Kalyani has also played a more direct role in establishing diabetes care guidelines. She recently served as the chair of the Professional Practice Committee for the American Diabetes Association (ADA) from 2017–2018. This committee is responsible for authoring and updating the ADA’s Standards of Medical Care in Diabetes which includes all of the organization’s current clinical practice recommendations.
“This 150 page document is a central resource for clinical practice guidelines in our field, and it’s updated every year after an extensive review of the latest research,” she says. “It was incredibly exciting to serve in this role.”
Her efforts have also extended to educating physicians in other ways. Kalyani is the editor-in-chief of the Johns Hopkins Diabetes POC-IT guide for health care providers, an electronic resource and decision-making support tool that puts the latest information on the disease at providers’ fingertips.

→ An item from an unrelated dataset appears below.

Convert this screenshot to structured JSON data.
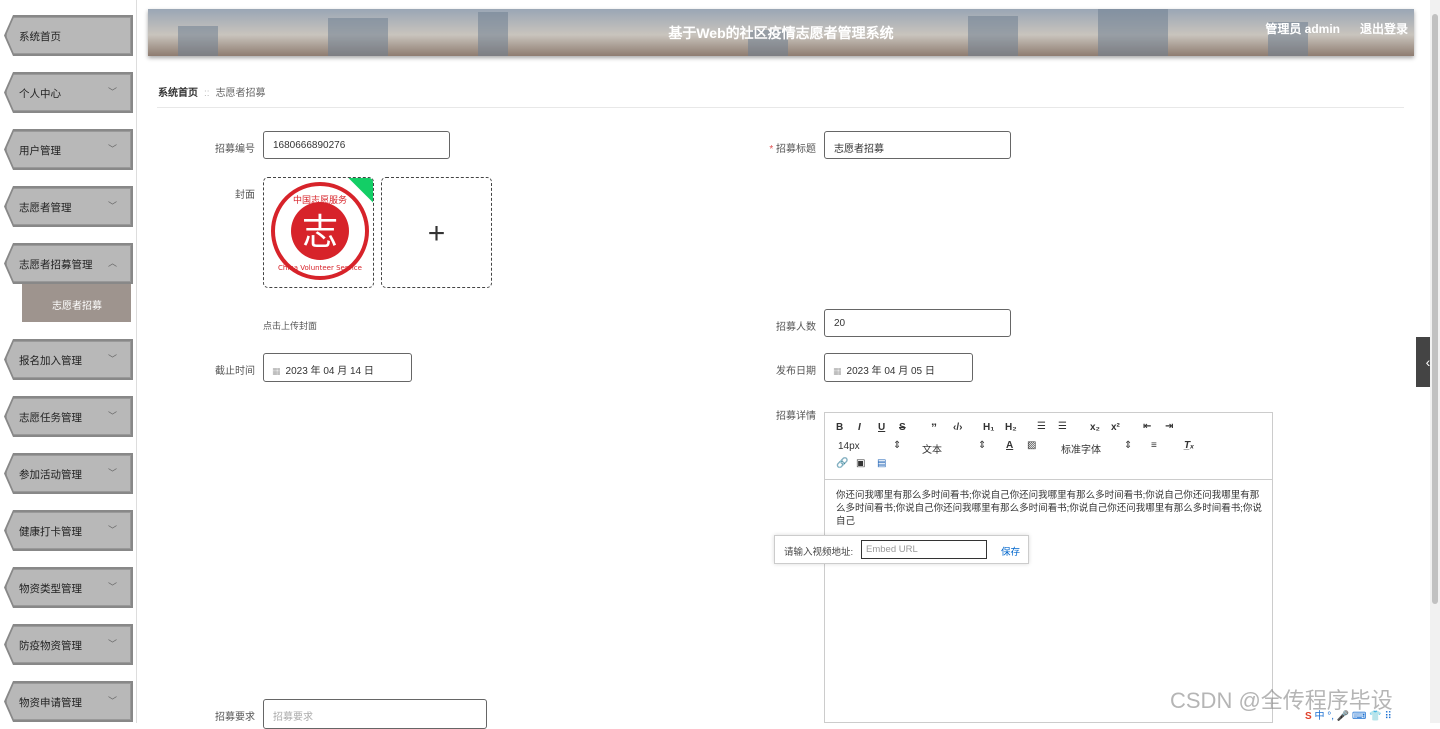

A mobile app that can be downloaded, the guide helps providers find answers to questions as diverse as the starting doses for diabetes medicines to tests for diagnosing comorbid conditions. Continuing medical education programs in audio and video formats help physicians learn about managing various complications or new therapies. More than 150 institutions around the globe — including North America, the Middle East, Asia, and beyond — use this tool, Kalyani says.
She has developed several tools for patient education. Kalyani is the editor-in-chief of the Johns Hopkins Patient Guide to Diabetes, a website that contains lay-language information developed and thoroughly reviewed by medical experts in the field. This site is accessed over 200,000 times annually and is supported by the Frannie Foundation.
Kalyani and colleagues also recently authored a book titled Diabetes Head to Toe, a resource that explains how type 2 diabetes affects the entire patient, not just the more common complications affecting the heart, eyes, nerves and kidneys. It was published by Johns Hopkins University Press.
“Our efforts can’t be solely aimed at health care providers. It’s simply not practical to try to relay everything patients need to know in a short clinic visit,” she says. “By targeting education to providers and patients alike while performing research on the best clinical practices, we are helping to provide the best outcomes possible for this disease.”